Interface dataset entries
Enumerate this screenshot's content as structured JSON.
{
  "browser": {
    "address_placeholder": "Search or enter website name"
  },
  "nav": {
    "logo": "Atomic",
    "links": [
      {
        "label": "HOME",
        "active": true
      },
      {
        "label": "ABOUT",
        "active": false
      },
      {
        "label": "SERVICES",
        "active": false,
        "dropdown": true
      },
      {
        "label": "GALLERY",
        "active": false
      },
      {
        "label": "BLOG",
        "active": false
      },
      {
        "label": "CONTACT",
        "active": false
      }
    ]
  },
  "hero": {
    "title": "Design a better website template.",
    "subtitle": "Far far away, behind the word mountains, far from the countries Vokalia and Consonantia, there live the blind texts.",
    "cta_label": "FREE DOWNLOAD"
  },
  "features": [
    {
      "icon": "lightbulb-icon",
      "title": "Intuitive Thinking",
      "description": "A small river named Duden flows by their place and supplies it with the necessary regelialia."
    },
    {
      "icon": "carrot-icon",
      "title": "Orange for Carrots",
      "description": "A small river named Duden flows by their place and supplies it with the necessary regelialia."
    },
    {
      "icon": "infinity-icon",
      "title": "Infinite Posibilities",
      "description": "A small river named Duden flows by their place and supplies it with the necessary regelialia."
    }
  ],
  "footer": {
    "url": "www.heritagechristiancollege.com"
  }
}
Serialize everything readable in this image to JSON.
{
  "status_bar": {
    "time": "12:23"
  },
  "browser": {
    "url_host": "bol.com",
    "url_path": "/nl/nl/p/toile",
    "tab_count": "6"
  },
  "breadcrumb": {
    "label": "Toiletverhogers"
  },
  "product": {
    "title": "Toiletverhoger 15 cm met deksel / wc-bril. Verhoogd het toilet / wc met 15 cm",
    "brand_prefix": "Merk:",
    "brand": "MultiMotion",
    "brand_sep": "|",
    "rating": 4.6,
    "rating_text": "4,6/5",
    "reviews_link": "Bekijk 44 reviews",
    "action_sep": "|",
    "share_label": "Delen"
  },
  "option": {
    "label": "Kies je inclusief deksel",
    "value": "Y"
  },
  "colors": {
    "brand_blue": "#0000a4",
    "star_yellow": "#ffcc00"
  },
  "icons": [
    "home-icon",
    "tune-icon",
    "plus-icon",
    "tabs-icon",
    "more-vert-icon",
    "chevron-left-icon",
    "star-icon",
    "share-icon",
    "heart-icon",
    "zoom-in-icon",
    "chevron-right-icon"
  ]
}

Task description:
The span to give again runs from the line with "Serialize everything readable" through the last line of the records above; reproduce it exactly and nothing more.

Task output:
Serialize everything readable in this image to JSON.
{
  "status_bar": {
    "time": "12:23"
  },
  "browser": {
    "url_host": "bol.com",
    "url_path": "/nl/nl/p/toile",
    "tab_count": "6"
  },
  "breadcrumb": {
    "label": "Toiletverhogers"
  },
  "product": {
    "title": "Toiletverhoger 15 cm met deksel / wc-bril. Verhoogd het toilet / wc met 15 cm",
    "brand_prefix": "Merk:",
    "brand": "MultiMotion",
    "brand_sep": "|",
    "rating": 4.6,
    "rating_text": "4,6/5",
    "reviews_link": "Bekijk 44 reviews",
    "action_sep": "|",
    "share_label": "Delen"
  },
  "option": {
    "label": "Kies je inclusief deksel",
    "value": "Y"
  },
  "colors": {
    "brand_blue": "#0000a4",
    "star_yellow": "#ffcc00"
  },
  "icons": [
    "home-icon",
    "tune-icon",
    "plus-icon",
    "tabs-icon",
    "more-vert-icon",
    "chevron-left-icon",
    "star-icon",
    "share-icon",
    "heart-icon",
    "zoom-in-icon",
    "chevron-right-icon"
  ]
}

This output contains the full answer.